New England Traditions: Maple Sugaring & Local History
Before the arrival of European settlers, Native Americans were already tapping sugar maples and processing maple sugar in the early 1600’s. Early Native Americans would move their whole families to a location in the woods where there were plenty of sugar maples to tap. They would set up a sugar camp and create V-shaped slashes in the tree as a method to collect the sap. Since they did not yet have metal pots for boiling, the collected sap was placed in a wooden vessel and hot rocks were added to help boil away the water to create a syrupy consistency.
The Native Americans in New England used maple syrup to make grain sugar, cake sugar, and wax sugar. Grain sugar is similar to what we now refer to as brown sugar. Cake sugar was in block form, shaped by pouring the syrup into molds and allowing it to harden. This made it easier to store. Finally, wax sugar is what we know as sugar on snow. It’s the pouring of maple syrup heated to high temperatures on the snow to create a taffy-like consistency to enjoy.

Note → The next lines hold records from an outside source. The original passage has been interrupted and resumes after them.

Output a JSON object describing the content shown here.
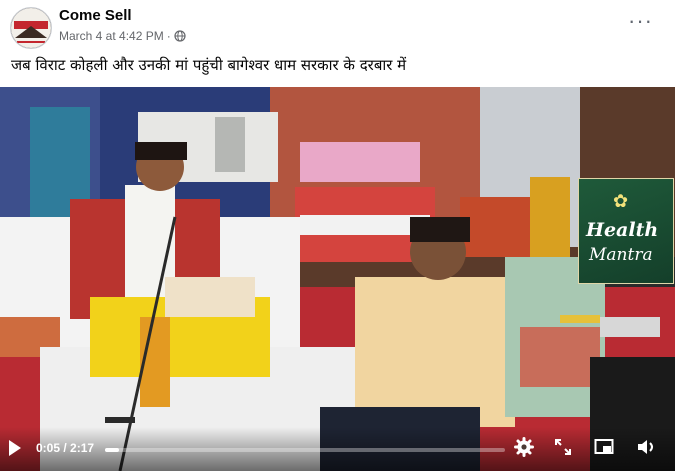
{
  "post": {
    "page_name": "Come Sell",
    "avatar_text": "COMESELL",
    "timestamp": "March 4 at 4:42 PM",
    "separator": "·",
    "caption": "जब विराट कोहली और उनकी मां पहुंची बागेश्वर धाम सरकार के दरबार में"
  },
  "video": {
    "overlay_badge_line1": "Health",
    "overlay_badge_line2": "Mantra",
    "current_time": "0:05",
    "duration": "2:17",
    "progress_fraction": 0.036
  },
  "icons": [
    "globe-icon",
    "more-options-icon",
    "play-icon",
    "settings-gear-icon",
    "fullscreen-icon",
    "picture-in-picture-icon",
    "volume-icon"
  ]
}
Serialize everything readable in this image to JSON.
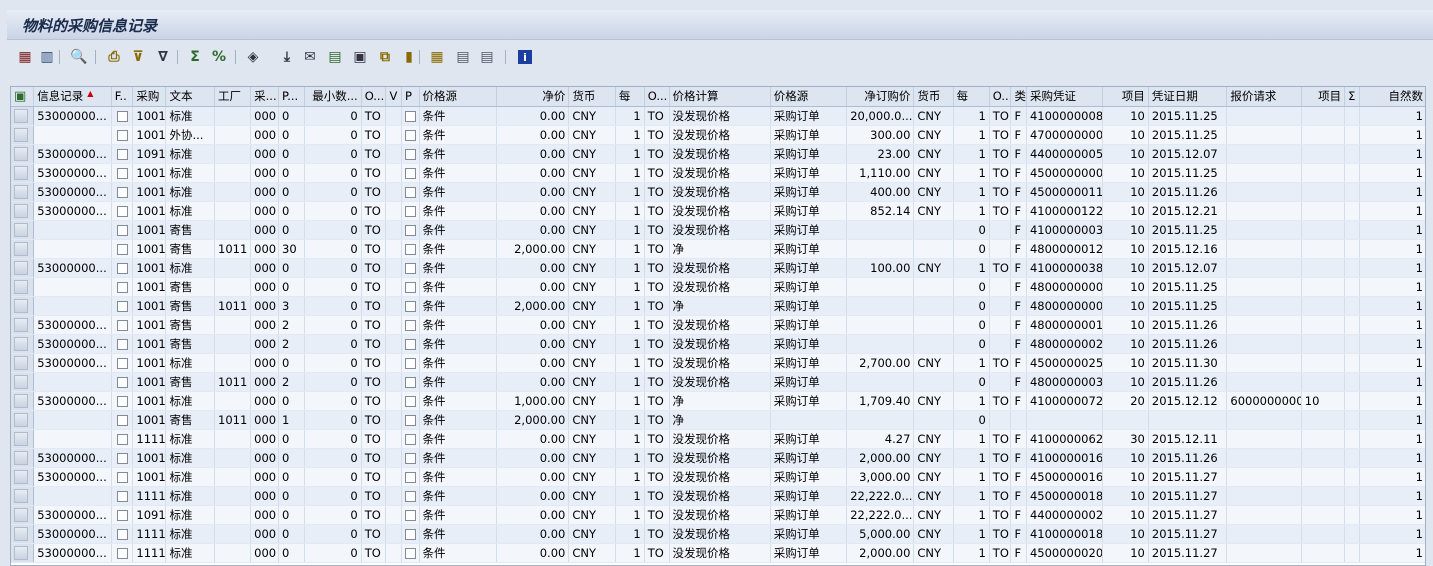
{
  "window": {
    "title": "物料的采购信息记录"
  },
  "toolbar": {
    "buttons": [
      {
        "name": "details-icon",
        "glyph": "▦",
        "color": "#7a1d1d"
      },
      {
        "name": "choose-layout-icon",
        "glyph": "▥",
        "color": "#2b4a7a"
      },
      {
        "name": "find-icon",
        "glyph": "🔍",
        "color": "#1e3c66"
      },
      {
        "name": "print-icon",
        "glyph": "⎙",
        "color": "#8a6a00"
      },
      {
        "name": "filter-icon",
        "glyph": "⊽",
        "color": "#8a6a00"
      },
      {
        "name": "set-filter-icon",
        "glyph": "∇",
        "color": "#334"
      },
      {
        "name": "total-icon",
        "glyph": "Σ",
        "color": "#2d6a2d"
      },
      {
        "name": "subtotal-icon",
        "glyph": "%",
        "color": "#2d6a2d"
      },
      {
        "name": "display-icon",
        "glyph": "◈",
        "color": "#334"
      },
      {
        "name": "export-icon",
        "glyph": "⤓",
        "color": "#334"
      },
      {
        "name": "mail-icon",
        "glyph": "✉",
        "color": "#334"
      },
      {
        "name": "spreadsheet-icon",
        "glyph": "▤",
        "color": "#2d6a2d"
      },
      {
        "name": "word-icon",
        "glyph": "▣",
        "color": "#334"
      },
      {
        "name": "local-file-icon",
        "glyph": "⧉",
        "color": "#8a6a00"
      },
      {
        "name": "graphic-icon",
        "glyph": "▮",
        "color": "#8a6a00"
      },
      {
        "name": "change-layout-icon",
        "glyph": "▦",
        "color": "#8a6a00"
      },
      {
        "name": "select-layout-icon",
        "glyph": "▤",
        "color": "#556"
      },
      {
        "name": "save-layout-icon",
        "glyph": "▤",
        "color": "#556"
      },
      {
        "name": "info-icon",
        "glyph": "i",
        "color": "#ffffff"
      }
    ]
  },
  "table": {
    "columns": [
      "信息记录",
      "F..",
      "采购",
      "文本",
      "工厂",
      "采...",
      "P...",
      "最小数...",
      "O...",
      "V",
      "P",
      "价格源",
      "净价",
      "货币",
      "每",
      "O...",
      "价格计算",
      "价格源",
      "净订购价",
      "货币",
      "每",
      "O...",
      "类",
      "采购凭证",
      "项目",
      "凭证日期",
      "报价请求",
      "项目",
      "Σ",
      "自然数"
    ],
    "rows": [
      [
        "53000000...",
        "",
        "1001",
        "标准",
        "",
        "000",
        "0",
        "0",
        "TO",
        "",
        "",
        "条件",
        "0.00",
        "CNY",
        "1",
        "TO",
        "没发现价格",
        "采购订单",
        "20,000.0...",
        "CNY",
        "1",
        "TO",
        "F",
        "4100000008",
        "10",
        "2015.11.25",
        "",
        "",
        "",
        "1"
      ],
      [
        "",
        "",
        "1001",
        "外协...",
        "",
        "000",
        "0",
        "0",
        "TO",
        "",
        "",
        "条件",
        "0.00",
        "CNY",
        "1",
        "TO",
        "没发现价格",
        "采购订单",
        "300.00",
        "CNY",
        "1",
        "TO",
        "F",
        "4700000000",
        "10",
        "2015.11.25",
        "",
        "",
        "",
        "1"
      ],
      [
        "53000000...",
        "",
        "1091",
        "标准",
        "",
        "000",
        "0",
        "0",
        "TO",
        "",
        "",
        "条件",
        "0.00",
        "CNY",
        "1",
        "TO",
        "没发现价格",
        "采购订单",
        "23.00",
        "CNY",
        "1",
        "TO",
        "F",
        "4400000005",
        "10",
        "2015.12.07",
        "",
        "",
        "",
        "1"
      ],
      [
        "53000000...",
        "",
        "1001",
        "标准",
        "",
        "000",
        "0",
        "0",
        "TO",
        "",
        "",
        "条件",
        "0.00",
        "CNY",
        "1",
        "TO",
        "没发现价格",
        "采购订单",
        "1,110.00",
        "CNY",
        "1",
        "TO",
        "F",
        "4500000000",
        "10",
        "2015.11.25",
        "",
        "",
        "",
        "1"
      ],
      [
        "53000000...",
        "",
        "1001",
        "标准",
        "",
        "000",
        "0",
        "0",
        "TO",
        "",
        "",
        "条件",
        "0.00",
        "CNY",
        "1",
        "TO",
        "没发现价格",
        "采购订单",
        "400.00",
        "CNY",
        "1",
        "TO",
        "F",
        "4500000011",
        "10",
        "2015.11.26",
        "",
        "",
        "",
        "1"
      ],
      [
        "53000000...",
        "",
        "1001",
        "标准",
        "",
        "000",
        "0",
        "0",
        "TO",
        "",
        "",
        "条件",
        "0.00",
        "CNY",
        "1",
        "TO",
        "没发现价格",
        "采购订单",
        "852.14",
        "CNY",
        "1",
        "TO",
        "F",
        "4100000122",
        "10",
        "2015.12.21",
        "",
        "",
        "",
        "1"
      ],
      [
        "",
        "",
        "1001",
        "寄售",
        "",
        "000",
        "0",
        "0",
        "TO",
        "",
        "",
        "条件",
        "0.00",
        "CNY",
        "1",
        "TO",
        "没发现价格",
        "采购订单",
        "",
        "",
        "0",
        "",
        "F",
        "4100000003",
        "10",
        "2015.11.25",
        "",
        "",
        "",
        "1"
      ],
      [
        "",
        "",
        "1001",
        "寄售",
        "1011",
        "000",
        "30",
        "0",
        "TO",
        "",
        "",
        "条件",
        "2,000.00",
        "CNY",
        "1",
        "TO",
        "净",
        "采购订单",
        "",
        "",
        "0",
        "",
        "F",
        "4800000012",
        "10",
        "2015.12.16",
        "",
        "",
        "",
        "1"
      ],
      [
        "53000000...",
        "",
        "1001",
        "标准",
        "",
        "000",
        "0",
        "0",
        "TO",
        "",
        "",
        "条件",
        "0.00",
        "CNY",
        "1",
        "TO",
        "没发现价格",
        "采购订单",
        "100.00",
        "CNY",
        "1",
        "TO",
        "F",
        "4100000038",
        "10",
        "2015.12.07",
        "",
        "",
        "",
        "1"
      ],
      [
        "",
        "",
        "1001",
        "寄售",
        "",
        "000",
        "0",
        "0",
        "TO",
        "",
        "",
        "条件",
        "0.00",
        "CNY",
        "1",
        "TO",
        "没发现价格",
        "采购订单",
        "",
        "",
        "0",
        "",
        "F",
        "4800000000",
        "10",
        "2015.11.25",
        "",
        "",
        "",
        "1"
      ],
      [
        "",
        "",
        "1001",
        "寄售",
        "1011",
        "000",
        "3",
        "0",
        "TO",
        "",
        "",
        "条件",
        "2,000.00",
        "CNY",
        "1",
        "TO",
        "净",
        "采购订单",
        "",
        "",
        "0",
        "",
        "F",
        "4800000000",
        "10",
        "2015.11.25",
        "",
        "",
        "",
        "1"
      ],
      [
        "53000000...",
        "",
        "1001",
        "寄售",
        "",
        "000",
        "2",
        "0",
        "TO",
        "",
        "",
        "条件",
        "0.00",
        "CNY",
        "1",
        "TO",
        "没发现价格",
        "采购订单",
        "",
        "",
        "0",
        "",
        "F",
        "4800000001",
        "10",
        "2015.11.26",
        "",
        "",
        "",
        "1"
      ],
      [
        "53000000...",
        "",
        "1001",
        "寄售",
        "",
        "000",
        "2",
        "0",
        "TO",
        "",
        "",
        "条件",
        "0.00",
        "CNY",
        "1",
        "TO",
        "没发现价格",
        "采购订单",
        "",
        "",
        "0",
        "",
        "F",
        "4800000002",
        "10",
        "2015.11.26",
        "",
        "",
        "",
        "1"
      ],
      [
        "53000000...",
        "",
        "1001",
        "标准",
        "",
        "000",
        "0",
        "0",
        "TO",
        "",
        "",
        "条件",
        "0.00",
        "CNY",
        "1",
        "TO",
        "没发现价格",
        "采购订单",
        "2,700.00",
        "CNY",
        "1",
        "TO",
        "F",
        "4500000025",
        "10",
        "2015.11.30",
        "",
        "",
        "",
        "1"
      ],
      [
        "",
        "",
        "1001",
        "寄售",
        "1011",
        "000",
        "2",
        "0",
        "TO",
        "",
        "",
        "条件",
        "0.00",
        "CNY",
        "1",
        "TO",
        "没发现价格",
        "采购订单",
        "",
        "",
        "0",
        "",
        "F",
        "4800000003",
        "10",
        "2015.11.26",
        "",
        "",
        "",
        "1"
      ],
      [
        "53000000...",
        "",
        "1001",
        "标准",
        "",
        "000",
        "0",
        "0",
        "TO",
        "",
        "",
        "条件",
        "1,000.00",
        "CNY",
        "1",
        "TO",
        "净",
        "采购订单",
        "1,709.40",
        "CNY",
        "1",
        "TO",
        "F",
        "4100000072",
        "20",
        "2015.12.12",
        "6000000000",
        "10",
        "",
        "1"
      ],
      [
        "",
        "",
        "1001",
        "寄售",
        "1011",
        "000",
        "1",
        "0",
        "TO",
        "",
        "",
        "条件",
        "2,000.00",
        "CNY",
        "1",
        "TO",
        "净",
        "",
        "",
        "",
        "0",
        "",
        "",
        "",
        "",
        "",
        "",
        "",
        "",
        "1"
      ],
      [
        "",
        "",
        "1111",
        "标准",
        "",
        "000",
        "0",
        "0",
        "TO",
        "",
        "",
        "条件",
        "0.00",
        "CNY",
        "1",
        "TO",
        "没发现价格",
        "采购订单",
        "4.27",
        "CNY",
        "1",
        "TO",
        "F",
        "4100000062",
        "30",
        "2015.12.11",
        "",
        "",
        "",
        "1"
      ],
      [
        "53000000...",
        "",
        "1001",
        "标准",
        "",
        "000",
        "0",
        "0",
        "TO",
        "",
        "",
        "条件",
        "0.00",
        "CNY",
        "1",
        "TO",
        "没发现价格",
        "采购订单",
        "2,000.00",
        "CNY",
        "1",
        "TO",
        "F",
        "4100000016",
        "10",
        "2015.11.26",
        "",
        "",
        "",
        "1"
      ],
      [
        "53000000...",
        "",
        "1001",
        "标准",
        "",
        "000",
        "0",
        "0",
        "TO",
        "",
        "",
        "条件",
        "0.00",
        "CNY",
        "1",
        "TO",
        "没发现价格",
        "采购订单",
        "3,000.00",
        "CNY",
        "1",
        "TO",
        "F",
        "4500000016",
        "10",
        "2015.11.27",
        "",
        "",
        "",
        "1"
      ],
      [
        "",
        "",
        "1111",
        "标准",
        "",
        "000",
        "0",
        "0",
        "TO",
        "",
        "",
        "条件",
        "0.00",
        "CNY",
        "1",
        "TO",
        "没发现价格",
        "采购订单",
        "22,222.0...",
        "CNY",
        "1",
        "TO",
        "F",
        "4500000018",
        "10",
        "2015.11.27",
        "",
        "",
        "",
        "1"
      ],
      [
        "53000000...",
        "",
        "1091",
        "标准",
        "",
        "000",
        "0",
        "0",
        "TO",
        "",
        "",
        "条件",
        "0.00",
        "CNY",
        "1",
        "TO",
        "没发现价格",
        "采购订单",
        "22,222.0...",
        "CNY",
        "1",
        "TO",
        "F",
        "4400000002",
        "10",
        "2015.11.27",
        "",
        "",
        "",
        "1"
      ],
      [
        "53000000...",
        "",
        "1111",
        "标准",
        "",
        "000",
        "0",
        "0",
        "TO",
        "",
        "",
        "条件",
        "0.00",
        "CNY",
        "1",
        "TO",
        "没发现价格",
        "采购订单",
        "5,000.00",
        "CNY",
        "1",
        "TO",
        "F",
        "4100000018",
        "10",
        "2015.11.27",
        "",
        "",
        "",
        "1"
      ],
      [
        "53000000...",
        "",
        "1111",
        "标准",
        "",
        "000",
        "0",
        "0",
        "TO",
        "",
        "",
        "条件",
        "0.00",
        "CNY",
        "1",
        "TO",
        "没发现价格",
        "采购订单",
        "2,000.00",
        "CNY",
        "1",
        "TO",
        "F",
        "4500000020",
        "10",
        "2015.11.27",
        "",
        "",
        "",
        "1"
      ]
    ]
  }
}
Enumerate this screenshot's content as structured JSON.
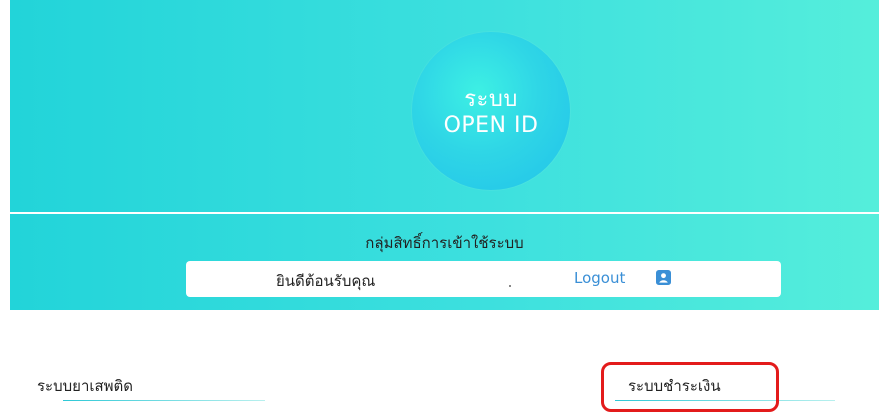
{
  "header": {
    "logo_line1": "ระบบ",
    "logo_line2": "OPEN ID",
    "group_title": "กลุ่มสิทธิ์การเข้าใช้ระบบ"
  },
  "user_bar": {
    "welcome": "ยินดีต้อนรับคุณ",
    "logout_label": "Logout",
    "icon": "user-icon"
  },
  "systems": [
    {
      "label": "ระบบยาเสพติด"
    },
    {
      "label": "ระบบชำระเงิน"
    }
  ],
  "colors": {
    "banner_start": "#22d4d9",
    "banner_end": "#55eedb",
    "link": "#3a8fd6",
    "highlight": "#e31b1b"
  }
}
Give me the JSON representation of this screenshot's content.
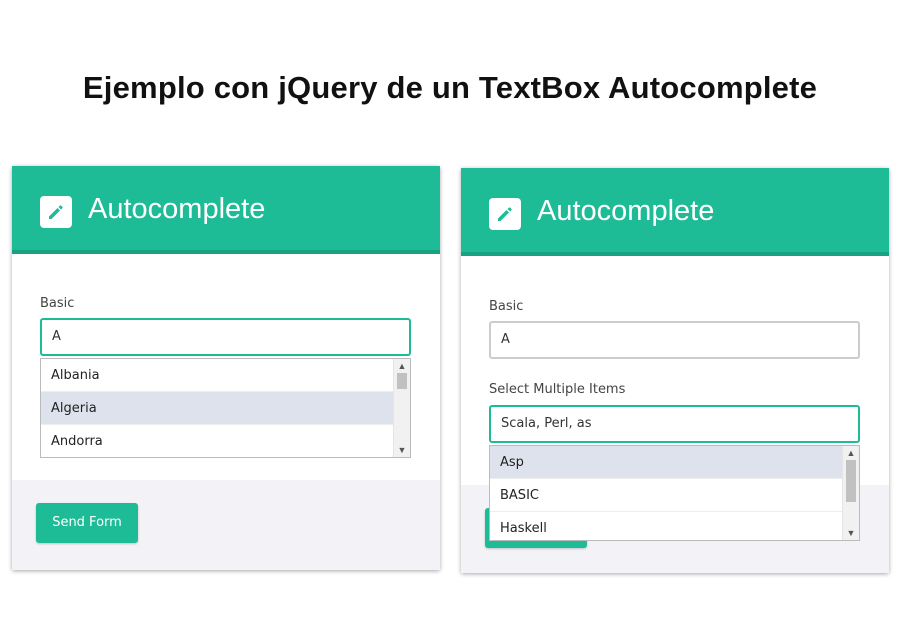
{
  "page": {
    "title": "Ejemplo con jQuery de un TextBox Autocomplete"
  },
  "colors": {
    "accent": "#1dbb96",
    "header_border": "#18a282",
    "highlight": "#dee2ec",
    "footer_bg": "#f3f3f7"
  },
  "left_card": {
    "header_title": "Autocomplete",
    "header_icon": "pencil-icon",
    "basic_label": "Basic",
    "basic_value": "A",
    "dropdown_items": [
      "Albania",
      "Algeria",
      "Andorra"
    ],
    "highlighted_item": "Algeria",
    "submit_label": "Send Form"
  },
  "right_card": {
    "header_title": "Autocomplete",
    "header_icon": "pencil-icon",
    "basic_label": "Basic",
    "basic_value": "A",
    "multi_label": "Select Multiple Items",
    "multi_value": "Scala, Perl, as",
    "dropdown_items": [
      "Asp",
      "BASIC",
      "Haskell"
    ],
    "highlighted_item": "Asp"
  }
}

In the 1790’s, European settlers decided to drill a small hole into the trunk, rather than create V-shaped slashes. This method is still used today for sap collection. By drilling a hole, the sap was allowed to drip into a vessel for collection to be boiled down into syrup in large metal pots. The syrup was then poured into molds to create sugar blocks, as maple sugar was historically more common than maple syrup. The maple sugar produced from sugaring became an important commodity for New England colonists as it was sold and traded.
See how historical examples of tapping trees during sugar season at living history museums.
[Photo credit: (c) Sienna Wildfield]
Download our March/April edition of Learning Ahead: Cultural Itinerary for Western Massachusetts for embedded learning opportunities found in cultural resources that exist within the geography, history, and cultural traditions of Western Massachusetts.